my desk is built from tubular steel shelving that I bought at the container store over the last twenty years. I have kept my desk on wheels/casters. I’ve also kept many of my other shelving units on casters. I like to be able to reconfigure my workspace as the current project demands. First we (re)shape our space(s) and then our space(s) (re)shape us.
One of the wheels on my desk was showing signs of potential failure. I had to do something about quickly.
Several years ago when my studio was in RiNo/Five-Points area of Denver, one of my six-foot tall shelving units on casters tipped on me and nearly crushed me. The wheel and the bottom of the tube had failed.
Now I maintain an eye on the health of the casters.
These casters are purchased at Lowes.

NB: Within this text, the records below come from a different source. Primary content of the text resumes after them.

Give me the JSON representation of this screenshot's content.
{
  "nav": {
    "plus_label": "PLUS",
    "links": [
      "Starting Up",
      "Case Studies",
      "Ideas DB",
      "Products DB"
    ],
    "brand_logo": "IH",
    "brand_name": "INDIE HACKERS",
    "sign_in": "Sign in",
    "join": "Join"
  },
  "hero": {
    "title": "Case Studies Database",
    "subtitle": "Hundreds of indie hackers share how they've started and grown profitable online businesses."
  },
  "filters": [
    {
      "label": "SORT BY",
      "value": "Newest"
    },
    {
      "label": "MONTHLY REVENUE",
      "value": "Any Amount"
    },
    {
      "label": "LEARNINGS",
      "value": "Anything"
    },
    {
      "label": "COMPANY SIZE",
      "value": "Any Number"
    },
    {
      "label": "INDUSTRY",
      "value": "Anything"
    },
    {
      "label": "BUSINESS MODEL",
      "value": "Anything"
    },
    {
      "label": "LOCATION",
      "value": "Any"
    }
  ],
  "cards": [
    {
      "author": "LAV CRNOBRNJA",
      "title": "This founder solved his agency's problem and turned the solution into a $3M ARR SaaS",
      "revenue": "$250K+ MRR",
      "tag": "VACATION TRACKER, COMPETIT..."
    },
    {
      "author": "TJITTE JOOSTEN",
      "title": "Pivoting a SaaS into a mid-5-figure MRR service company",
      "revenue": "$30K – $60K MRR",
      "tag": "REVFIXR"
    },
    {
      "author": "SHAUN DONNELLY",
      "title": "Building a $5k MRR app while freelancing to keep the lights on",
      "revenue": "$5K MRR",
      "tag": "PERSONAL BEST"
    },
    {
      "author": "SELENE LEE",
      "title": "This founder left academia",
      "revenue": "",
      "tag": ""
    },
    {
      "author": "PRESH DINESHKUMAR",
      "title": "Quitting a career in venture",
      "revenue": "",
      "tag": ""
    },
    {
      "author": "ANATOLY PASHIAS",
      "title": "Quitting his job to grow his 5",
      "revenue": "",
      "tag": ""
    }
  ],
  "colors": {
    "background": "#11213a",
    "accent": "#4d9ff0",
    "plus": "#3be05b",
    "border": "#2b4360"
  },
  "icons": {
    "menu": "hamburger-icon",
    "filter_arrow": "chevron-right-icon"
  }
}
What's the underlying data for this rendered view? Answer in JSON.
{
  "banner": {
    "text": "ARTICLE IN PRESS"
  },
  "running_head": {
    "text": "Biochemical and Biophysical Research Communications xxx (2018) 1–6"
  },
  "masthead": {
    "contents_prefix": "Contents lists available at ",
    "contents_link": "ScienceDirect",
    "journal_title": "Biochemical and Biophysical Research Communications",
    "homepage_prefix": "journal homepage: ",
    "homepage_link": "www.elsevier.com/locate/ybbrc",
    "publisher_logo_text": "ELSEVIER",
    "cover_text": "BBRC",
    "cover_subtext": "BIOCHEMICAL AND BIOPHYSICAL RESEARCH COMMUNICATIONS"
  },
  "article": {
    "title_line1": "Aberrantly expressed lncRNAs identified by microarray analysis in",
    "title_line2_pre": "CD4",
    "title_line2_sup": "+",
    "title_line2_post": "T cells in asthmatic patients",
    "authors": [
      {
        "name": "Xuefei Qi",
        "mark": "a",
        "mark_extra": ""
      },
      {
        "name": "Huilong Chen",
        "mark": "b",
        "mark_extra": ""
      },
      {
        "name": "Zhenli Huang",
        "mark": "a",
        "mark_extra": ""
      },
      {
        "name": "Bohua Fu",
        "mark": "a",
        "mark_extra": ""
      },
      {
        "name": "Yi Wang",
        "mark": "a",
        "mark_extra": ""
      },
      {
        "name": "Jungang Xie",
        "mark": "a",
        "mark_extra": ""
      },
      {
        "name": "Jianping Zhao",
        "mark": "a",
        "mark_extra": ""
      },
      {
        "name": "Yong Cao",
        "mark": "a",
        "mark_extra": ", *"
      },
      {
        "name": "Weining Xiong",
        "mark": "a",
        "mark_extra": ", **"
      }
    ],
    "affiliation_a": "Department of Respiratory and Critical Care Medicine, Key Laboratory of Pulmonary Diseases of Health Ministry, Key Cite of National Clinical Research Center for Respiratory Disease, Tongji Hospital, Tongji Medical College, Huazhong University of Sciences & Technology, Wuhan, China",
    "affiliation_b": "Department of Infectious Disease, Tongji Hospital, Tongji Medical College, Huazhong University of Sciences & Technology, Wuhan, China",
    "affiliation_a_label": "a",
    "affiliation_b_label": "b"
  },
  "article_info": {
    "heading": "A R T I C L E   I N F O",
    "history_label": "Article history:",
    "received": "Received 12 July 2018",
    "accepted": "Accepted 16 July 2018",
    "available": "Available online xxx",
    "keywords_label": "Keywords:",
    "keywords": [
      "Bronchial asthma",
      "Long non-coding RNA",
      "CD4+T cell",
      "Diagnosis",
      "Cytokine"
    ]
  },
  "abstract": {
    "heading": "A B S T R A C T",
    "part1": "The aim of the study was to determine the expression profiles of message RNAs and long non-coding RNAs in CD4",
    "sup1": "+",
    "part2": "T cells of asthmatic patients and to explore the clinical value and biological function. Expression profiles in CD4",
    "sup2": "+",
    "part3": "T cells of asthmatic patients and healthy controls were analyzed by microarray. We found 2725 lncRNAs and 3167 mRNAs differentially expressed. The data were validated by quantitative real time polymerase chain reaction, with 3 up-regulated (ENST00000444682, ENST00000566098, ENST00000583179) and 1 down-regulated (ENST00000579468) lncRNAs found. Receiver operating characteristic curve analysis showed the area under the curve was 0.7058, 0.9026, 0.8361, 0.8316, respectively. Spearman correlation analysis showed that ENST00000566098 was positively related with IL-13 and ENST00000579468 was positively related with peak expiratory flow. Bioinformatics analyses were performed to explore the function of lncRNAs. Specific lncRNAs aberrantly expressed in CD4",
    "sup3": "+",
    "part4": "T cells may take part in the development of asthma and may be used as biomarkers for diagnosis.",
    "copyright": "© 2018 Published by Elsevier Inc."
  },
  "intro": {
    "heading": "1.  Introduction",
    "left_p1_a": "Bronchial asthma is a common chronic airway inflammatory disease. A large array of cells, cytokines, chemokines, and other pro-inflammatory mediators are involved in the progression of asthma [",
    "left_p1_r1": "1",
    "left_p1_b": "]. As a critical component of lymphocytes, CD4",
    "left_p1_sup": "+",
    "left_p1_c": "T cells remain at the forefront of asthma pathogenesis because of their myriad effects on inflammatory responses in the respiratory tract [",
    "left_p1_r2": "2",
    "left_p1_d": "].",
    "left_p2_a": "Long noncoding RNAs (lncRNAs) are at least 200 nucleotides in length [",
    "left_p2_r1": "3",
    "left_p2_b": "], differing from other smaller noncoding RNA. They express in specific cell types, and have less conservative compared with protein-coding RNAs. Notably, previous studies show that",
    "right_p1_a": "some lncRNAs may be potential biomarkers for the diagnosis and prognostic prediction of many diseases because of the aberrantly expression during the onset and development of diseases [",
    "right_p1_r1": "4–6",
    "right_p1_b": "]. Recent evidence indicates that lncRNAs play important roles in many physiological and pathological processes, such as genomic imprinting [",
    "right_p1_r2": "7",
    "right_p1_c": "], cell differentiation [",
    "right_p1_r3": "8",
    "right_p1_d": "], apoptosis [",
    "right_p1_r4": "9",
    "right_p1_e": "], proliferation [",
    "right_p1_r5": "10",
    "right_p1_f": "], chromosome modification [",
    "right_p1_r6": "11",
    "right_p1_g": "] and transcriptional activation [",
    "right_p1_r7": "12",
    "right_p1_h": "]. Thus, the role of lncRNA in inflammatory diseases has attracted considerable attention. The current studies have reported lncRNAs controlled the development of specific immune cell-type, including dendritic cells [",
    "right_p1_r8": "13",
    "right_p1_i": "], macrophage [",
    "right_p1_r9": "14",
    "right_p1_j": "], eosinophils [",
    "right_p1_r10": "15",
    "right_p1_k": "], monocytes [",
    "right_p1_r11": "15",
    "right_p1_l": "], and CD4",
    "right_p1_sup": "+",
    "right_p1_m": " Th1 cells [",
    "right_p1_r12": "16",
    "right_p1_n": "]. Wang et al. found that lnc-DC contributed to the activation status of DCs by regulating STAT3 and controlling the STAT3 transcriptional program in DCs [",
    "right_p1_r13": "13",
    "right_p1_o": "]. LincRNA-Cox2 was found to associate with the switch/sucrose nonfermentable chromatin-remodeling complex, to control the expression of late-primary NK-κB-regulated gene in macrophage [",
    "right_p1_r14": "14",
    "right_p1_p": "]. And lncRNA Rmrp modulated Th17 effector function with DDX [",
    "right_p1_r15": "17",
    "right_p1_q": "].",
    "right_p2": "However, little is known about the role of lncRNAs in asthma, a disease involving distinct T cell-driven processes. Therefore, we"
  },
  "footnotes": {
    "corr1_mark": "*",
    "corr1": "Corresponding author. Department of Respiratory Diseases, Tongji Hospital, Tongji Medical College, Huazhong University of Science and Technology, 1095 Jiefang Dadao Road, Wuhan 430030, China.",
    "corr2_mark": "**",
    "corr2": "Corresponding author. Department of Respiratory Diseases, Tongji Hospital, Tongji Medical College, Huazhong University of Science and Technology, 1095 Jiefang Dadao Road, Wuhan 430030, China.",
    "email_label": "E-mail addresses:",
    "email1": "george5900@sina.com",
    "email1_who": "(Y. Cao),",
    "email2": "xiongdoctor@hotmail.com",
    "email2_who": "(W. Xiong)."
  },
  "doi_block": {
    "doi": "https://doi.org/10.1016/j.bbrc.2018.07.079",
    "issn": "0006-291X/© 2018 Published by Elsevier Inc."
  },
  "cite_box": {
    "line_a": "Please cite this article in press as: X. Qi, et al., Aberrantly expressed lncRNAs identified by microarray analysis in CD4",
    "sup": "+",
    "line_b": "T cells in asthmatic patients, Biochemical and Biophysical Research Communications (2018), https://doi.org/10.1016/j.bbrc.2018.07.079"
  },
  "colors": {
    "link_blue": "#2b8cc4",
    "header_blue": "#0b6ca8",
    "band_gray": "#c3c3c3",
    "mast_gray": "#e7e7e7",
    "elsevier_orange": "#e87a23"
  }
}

They are less expensive but rated as strong or stronger than those sold by the container store.
It’s always disruptive to take apart my desk.
Today I took apart my desk. The tubes and the insert that receives the screw-post for the wheels are both in good shape. The wheels were not. I have replacement wheels of a smaller diameter and a lower load rating in my inventory. I replaced the near-broken wheels with these others. I took pictures of one sample wheel before loading up my desk, and one under 3/4 load. I’ll keep an eye out.
Last night we saw Scott S. and Jenny B. We were able to exchange birthday gifts, and so I gave him the obituary for the Arecibo space telescope that I had selected and typeset for him. It turns out he had been unaware of the existence of this telescope. His brother has a strong relationship with radio astronomy and so we presume is aware of the defunct installation.
I still don’t know what to give my nieces and nephews. Sigh.